Japanese black pines (pinus thunbergii) are among the most sought after of all pine species for development into bonsai. This two-needle variety of pine is an extremely vigorous grower which actually seems to thrive on container cultivation. Beyond the many and varied aesthetic attributes which make this pine so popular is the plant’s willingness to produce new growth on old wood and short tight bundles of needles.
Black pines are certainly not the shortest needled pine variety used for bonsai. In fact, the needles on some species are longer than what would normally be tolerated in “good” bonsai material. Its response, however, to proper needle reduction techniques, will produce markedly smaller needle size, even in those black pines with exceptionally long needles.

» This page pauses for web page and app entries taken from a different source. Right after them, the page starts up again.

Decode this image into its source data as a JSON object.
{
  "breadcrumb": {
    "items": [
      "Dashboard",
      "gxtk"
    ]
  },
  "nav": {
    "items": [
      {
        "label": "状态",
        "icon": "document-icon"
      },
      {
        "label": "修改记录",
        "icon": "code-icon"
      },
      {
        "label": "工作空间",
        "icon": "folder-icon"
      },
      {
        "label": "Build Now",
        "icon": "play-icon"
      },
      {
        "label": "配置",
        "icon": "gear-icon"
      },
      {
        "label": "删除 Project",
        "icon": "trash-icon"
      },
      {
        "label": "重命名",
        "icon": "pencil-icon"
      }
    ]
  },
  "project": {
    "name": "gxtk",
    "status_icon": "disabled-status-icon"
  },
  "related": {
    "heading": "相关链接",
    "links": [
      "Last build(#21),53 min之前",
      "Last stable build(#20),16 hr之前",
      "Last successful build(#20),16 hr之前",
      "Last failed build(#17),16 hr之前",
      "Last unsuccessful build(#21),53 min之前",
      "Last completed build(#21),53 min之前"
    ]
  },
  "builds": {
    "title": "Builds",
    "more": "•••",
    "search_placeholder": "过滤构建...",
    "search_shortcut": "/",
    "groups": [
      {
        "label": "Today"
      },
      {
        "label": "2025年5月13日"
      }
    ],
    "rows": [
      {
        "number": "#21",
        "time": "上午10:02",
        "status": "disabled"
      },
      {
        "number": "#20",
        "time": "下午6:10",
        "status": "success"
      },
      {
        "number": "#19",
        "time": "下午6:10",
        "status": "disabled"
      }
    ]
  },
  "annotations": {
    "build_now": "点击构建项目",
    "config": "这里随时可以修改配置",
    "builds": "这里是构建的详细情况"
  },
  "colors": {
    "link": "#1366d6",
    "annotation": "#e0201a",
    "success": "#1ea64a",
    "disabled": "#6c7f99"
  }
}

Anyone who wishes to become successful at bonsai needs to look beyond the “rules” and “guidelines”. When students stop memorizing rules and begin to ask “why”, they truly begin to develop as bonsai artists. It is as important for you to understand WHAT you are doing as it is the ABC’s of how to do it.
So… what happens when you reduce needles on a pine tree? You place the entire tree in a condition of stress. This is not necessarily a bad thing. By understanding how a particular plant responds to stressful situations, we exact a control over it which we would not otherwise have. Understanding and controlling how a plant grows is critical to being successful at bonsai.

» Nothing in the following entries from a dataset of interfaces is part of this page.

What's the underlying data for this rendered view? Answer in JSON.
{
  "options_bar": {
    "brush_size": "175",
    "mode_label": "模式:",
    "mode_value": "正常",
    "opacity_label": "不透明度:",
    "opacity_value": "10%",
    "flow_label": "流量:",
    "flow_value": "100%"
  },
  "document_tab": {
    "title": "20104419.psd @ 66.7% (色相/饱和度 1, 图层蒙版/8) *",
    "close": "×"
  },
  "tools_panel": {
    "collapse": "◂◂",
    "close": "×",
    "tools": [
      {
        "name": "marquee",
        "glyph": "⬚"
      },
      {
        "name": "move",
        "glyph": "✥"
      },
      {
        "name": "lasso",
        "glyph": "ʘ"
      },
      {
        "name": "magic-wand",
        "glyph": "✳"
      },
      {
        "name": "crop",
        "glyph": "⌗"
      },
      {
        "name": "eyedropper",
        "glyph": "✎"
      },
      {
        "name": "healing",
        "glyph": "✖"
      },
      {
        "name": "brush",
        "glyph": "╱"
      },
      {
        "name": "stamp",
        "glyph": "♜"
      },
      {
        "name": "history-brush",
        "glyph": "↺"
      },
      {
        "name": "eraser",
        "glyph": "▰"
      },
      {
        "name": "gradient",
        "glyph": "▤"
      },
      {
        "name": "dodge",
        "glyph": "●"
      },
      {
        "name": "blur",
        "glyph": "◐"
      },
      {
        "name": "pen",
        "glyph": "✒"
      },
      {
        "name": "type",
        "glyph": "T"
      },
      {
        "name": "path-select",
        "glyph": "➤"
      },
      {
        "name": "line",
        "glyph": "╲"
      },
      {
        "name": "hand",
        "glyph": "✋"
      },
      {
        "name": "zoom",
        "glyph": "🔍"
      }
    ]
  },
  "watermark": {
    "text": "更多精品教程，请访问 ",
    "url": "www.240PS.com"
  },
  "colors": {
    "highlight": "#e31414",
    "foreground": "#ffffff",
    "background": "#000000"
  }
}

We are not telling you to bring your tree to the point of death, but we are telling you to stress it. Many plants, (and some human beings) perform best under a little stress. In bonsai, stress is used to obtain a specific result. Flowering plants, for example, are often allowed to become a little pot bound. The resulting stress cause the plant to attempt to propagate itself by producing first flowers then fruit followed by seed. We often defoliate maples and hornbeams. The defoliation activity stresses the tree into believing it needs to respond to a new “springtime.” Air layers are produced by choking sap flow to a particular branch and then providing a new environment into which the plant can grow new roots. So go ahead and stress your black pine, but understand what you are doing and how far you can stress the tree in order to make it respond in the way you wish it to.

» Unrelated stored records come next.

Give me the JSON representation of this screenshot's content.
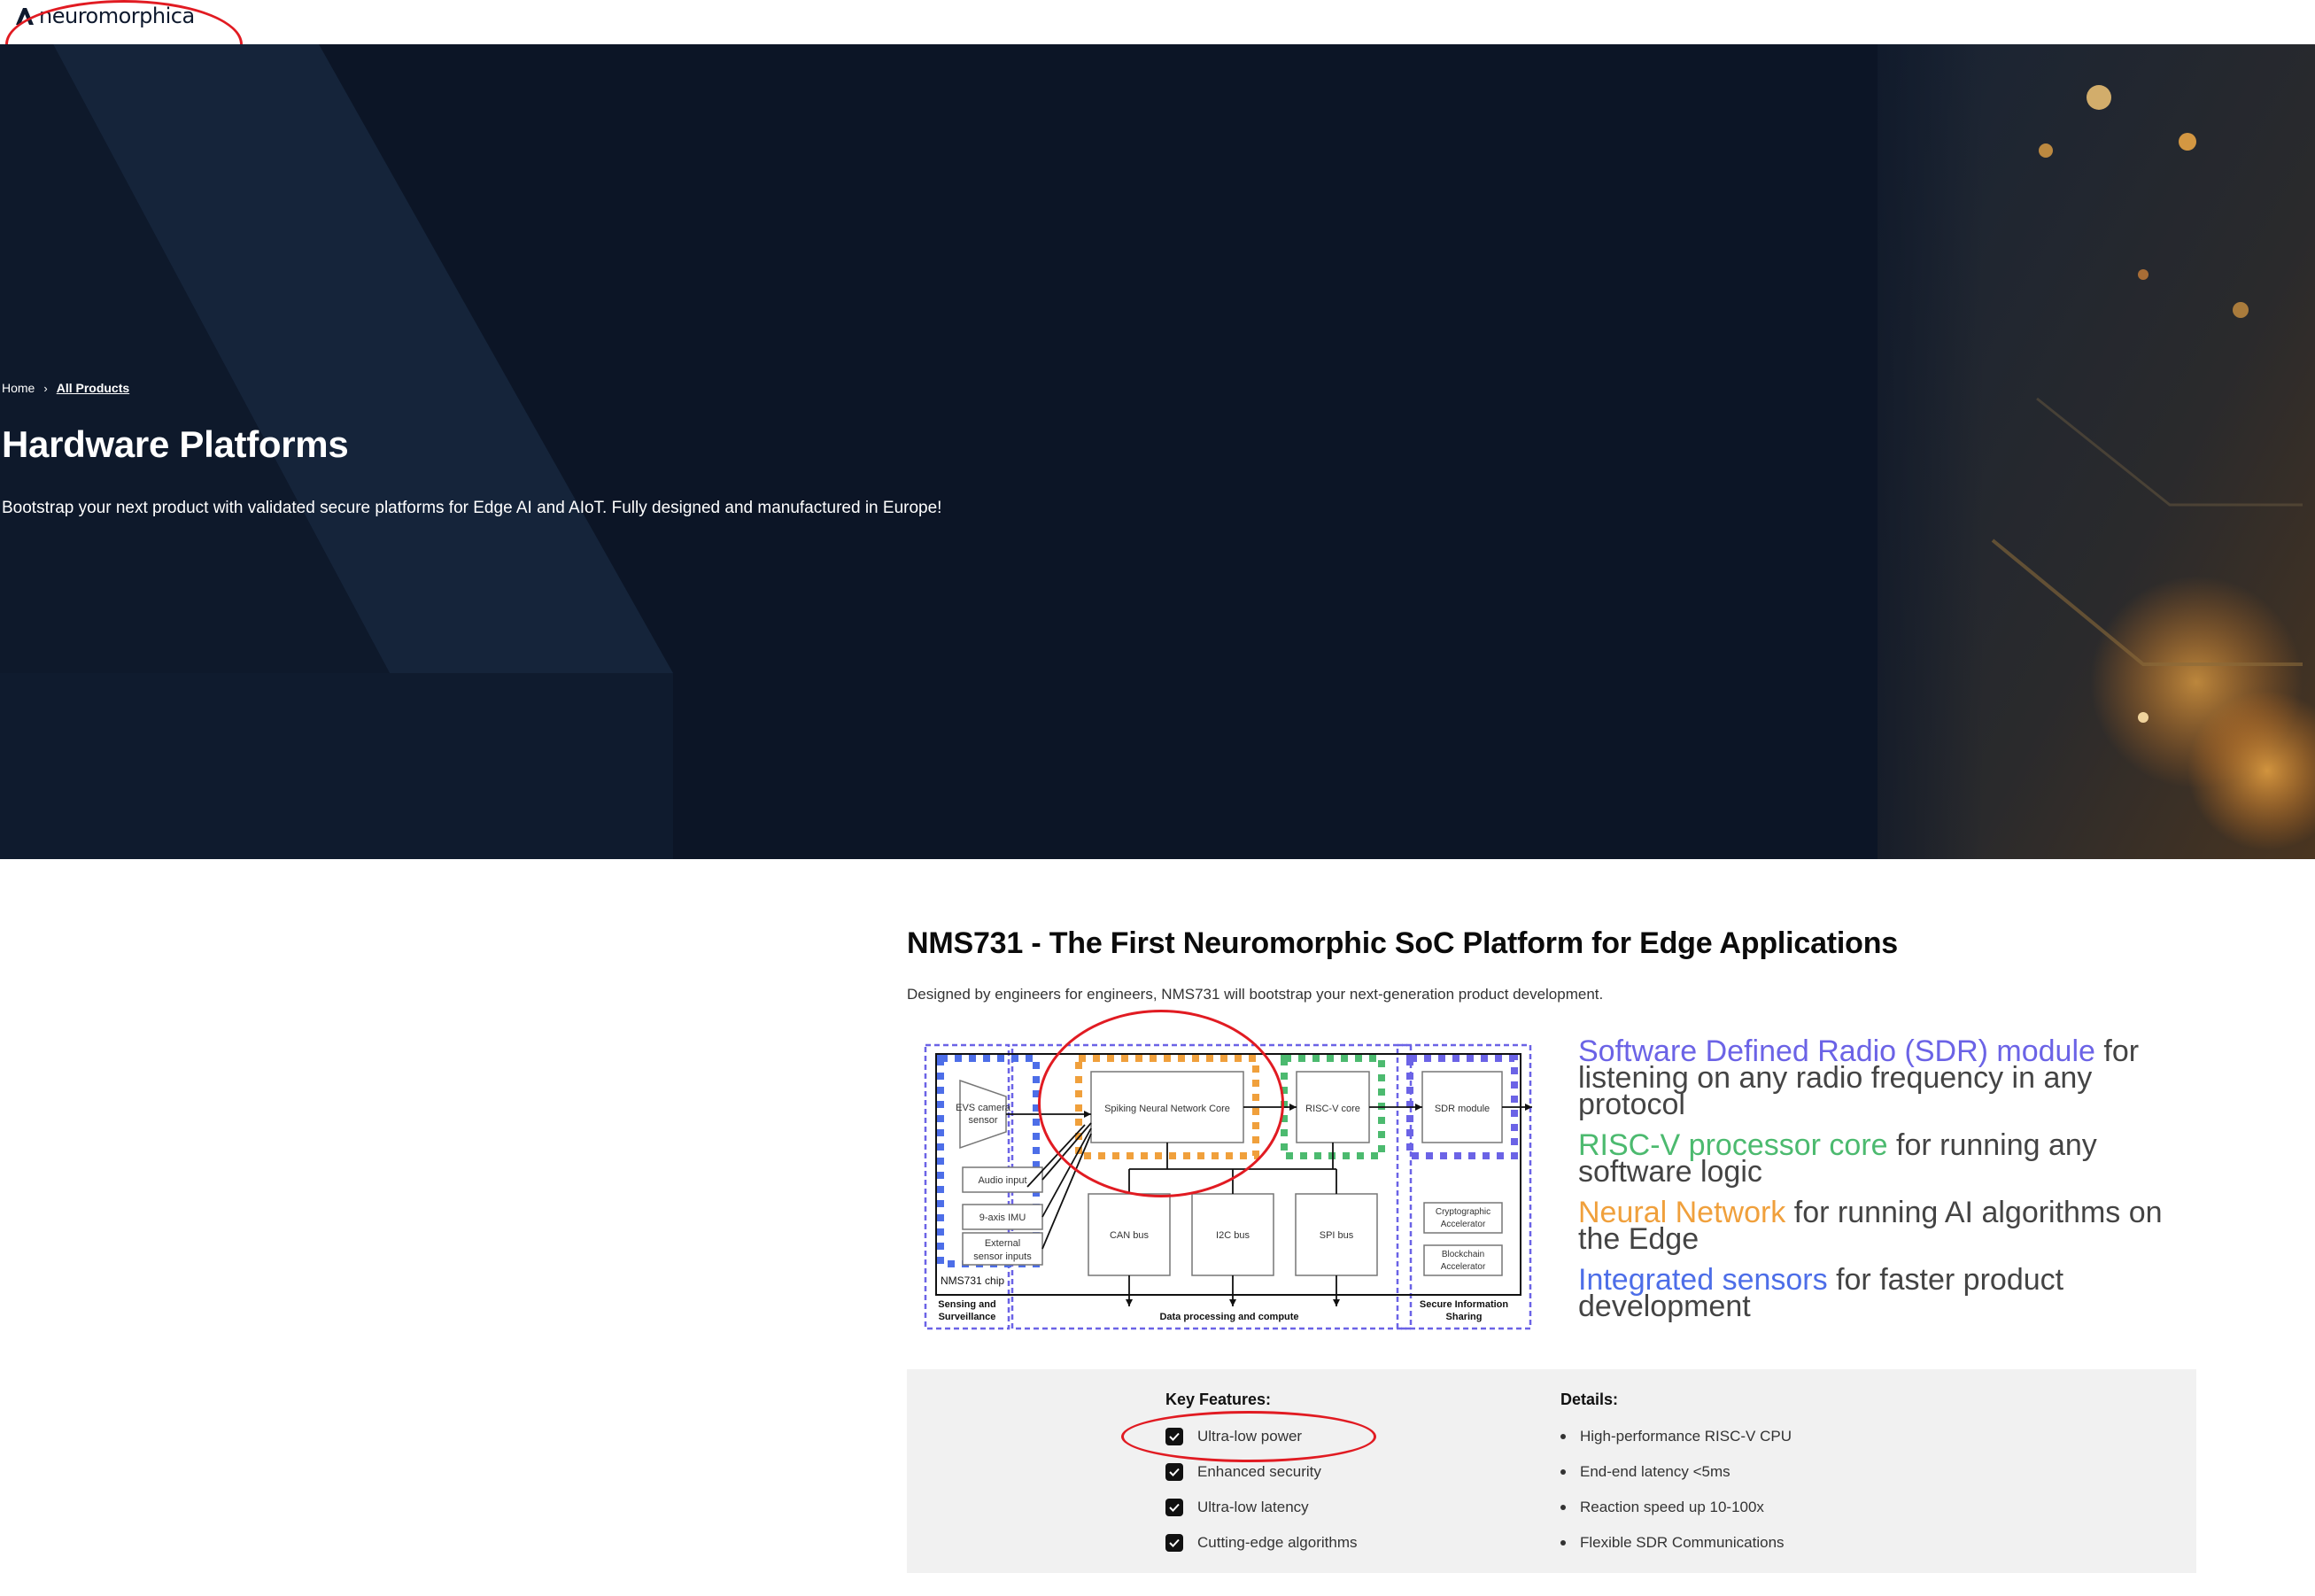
{
  "header": {
    "logo_text": "neuromorphica"
  },
  "hero": {
    "breadcrumb": {
      "home": "Home",
      "current": "All Products"
    },
    "title": "Hardware Platforms",
    "subtitle": "Bootstrap your next product with validated secure platforms for Edge AI and AIoT. Fully designed and manufactured in Europe!"
  },
  "product": {
    "title": "NMS731 - The First Neuromorphic SoC Platform for Edge Applications",
    "subtitle": "Designed by engineers for engineers, NMS731 will bootstrap your next-generation product development.",
    "diagram": {
      "evs": [
        "EVS camera",
        "sensor"
      ],
      "audio": "Audio input",
      "imu": "9-axis IMU",
      "external": [
        "External",
        "sensor inputs"
      ],
      "chip": "NMS731 chip",
      "snn": "Spiking Neural Network Core",
      "riscv": "RISC-V core",
      "sdr": "SDR module",
      "can": "CAN bus",
      "i2c": "I2C bus",
      "spi": "SPI bus",
      "crypto": [
        "Cryptographic",
        "Accelerator"
      ],
      "blockchain": [
        "Blockchain",
        "Accelerator"
      ],
      "sensing_label": [
        "Sensing and",
        "Surveillance"
      ],
      "data_label": "Data processing and compute",
      "secure_label": [
        "Secure Information",
        "Sharing"
      ]
    },
    "features": [
      {
        "highlight": "Software Defined Radio (SDR) module",
        "rest": " for listening on any radio frequency in any protocol",
        "color": "#6b63e6"
      },
      {
        "highlight": "RISC-V processor core",
        "rest": " for running any software logic",
        "color": "#4cba6f"
      },
      {
        "highlight": "Neural Network",
        "rest": " for running AI algorithms on the Edge",
        "color": "#f0a03c"
      },
      {
        "highlight": "Integrated sensors",
        "rest": " for faster product development",
        "color": "#4d6ee8"
      }
    ]
  },
  "panel": {
    "key_features_title": "Key Features:",
    "key_features": [
      "Ultra-low power",
      "Enhanced security",
      "Ultra-low latency",
      "Cutting-edge algorithms"
    ],
    "details_title": "Details:",
    "details": [
      "High-performance RISC-V CPU",
      "End-end latency <5ms",
      "Reaction speed up 10-100x",
      "Flexible SDR Communications"
    ]
  },
  "colors": {
    "hero_bg": "#0c1526",
    "annotation": "#e11b22",
    "panel_bg": "#f1f1f1"
  }
}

What follows is the needle reduction technique used here at the Bonsai Learning Center in Charlotte, North Carolina. Depending upon the growing conditions in your area, the times described below may vary slightly. Also understand that this is a protocol which works for us. It is by no means the only method universally used for the reduction of needles on black pines. There are many variations on this protocol… BUT they are all doing exactly the same thing: (i.e. – removing needles from a black pine in a calculated way and within a calculated time frame which will cause the tree to produce new secondary buds (candles) which will be more numerous, shorter in length and back further on the branch.) Use our protocol… or another protocol… or develop your own. But above all, listen to what the tree has to say, do what needs to be done and observe and learn from what you do. Knowledge, as the saying goes, is power!
Remember that black pine reduction techniques CAN NOT be used on other species of pines. Because black pines are such vigorous growers, they will respond as anticipated. The same technique used on another kind of two needle pine, which is not as vigorous, may result in a dead tree.
Make sure the black pine you are working on is healthy and vigorous. If it is not in good health, do not attempt the procedure. Likewise, if the tree has been freshly transplanted, do not attempt the procedure for at least one year. Because of the stress placed on the tree, we recommend that this procedures only be done every other year, giving the tree a year off to regain its strength. In alternate years, the general candle and needle control techniques used for all pine bonsai can be applied to your black pine.
NEEDLE REDUCTION PROTOCOL
First Year/Late fall or winter – Go through the pine and eliminate all large center buds. Do this over the entire tree after it has gone dormant so that it does not have a chance to set new buds in the same year.
Second Year/Springtime: Allow the remaining candles to elongate and grow. Feed the tree with a high nitrogen fertilizer.
Second Year/June 1 – Go through the entire plant and cut off ALL of the new growth (green elongated candles). Yes, we know it sounds insane… do it anyway.
June /First week – Remove needles from the lower third of the tree leaving only about 8 to 10 needles on each branch. Do nothing to the remainder of the plant.
June /Second week – Remove needles from the middle third of the tree leaving only about 5 to 8 needles on each branch. Do nothing to the remainder of the plant.
June /Third week – Remove needles from the top third of the tree leaving only about 3 to 5 needles on each branch. Air and light are the keys to getting the pine to produce new buds. Since pines are apically dominant (strongest growth to the top), our needle reduction technique begins at the bottom of the tree and leaves a few more needles to draw energy down the branch than it does at top. This gives the bottom and middle branches a head start on the upper branches. Keep the plant in full strong sunshine and continue to feed with a high nitrogen fertilizer. An abundant crop of new buds should be visible before the middle or end of July.
Late summer/early fall – As the new buds develop, elongate and harden off, the older and longer needles which were left on in June may be eliminated.
Removing Needles: We recommend a good pair of pine tweezers. Grip the needle bundle near the base and pull off in the direction of growth (outward from the branch). It is OK to leave the needle sheath on the branch. Needles may also be cut back to the sheath as well.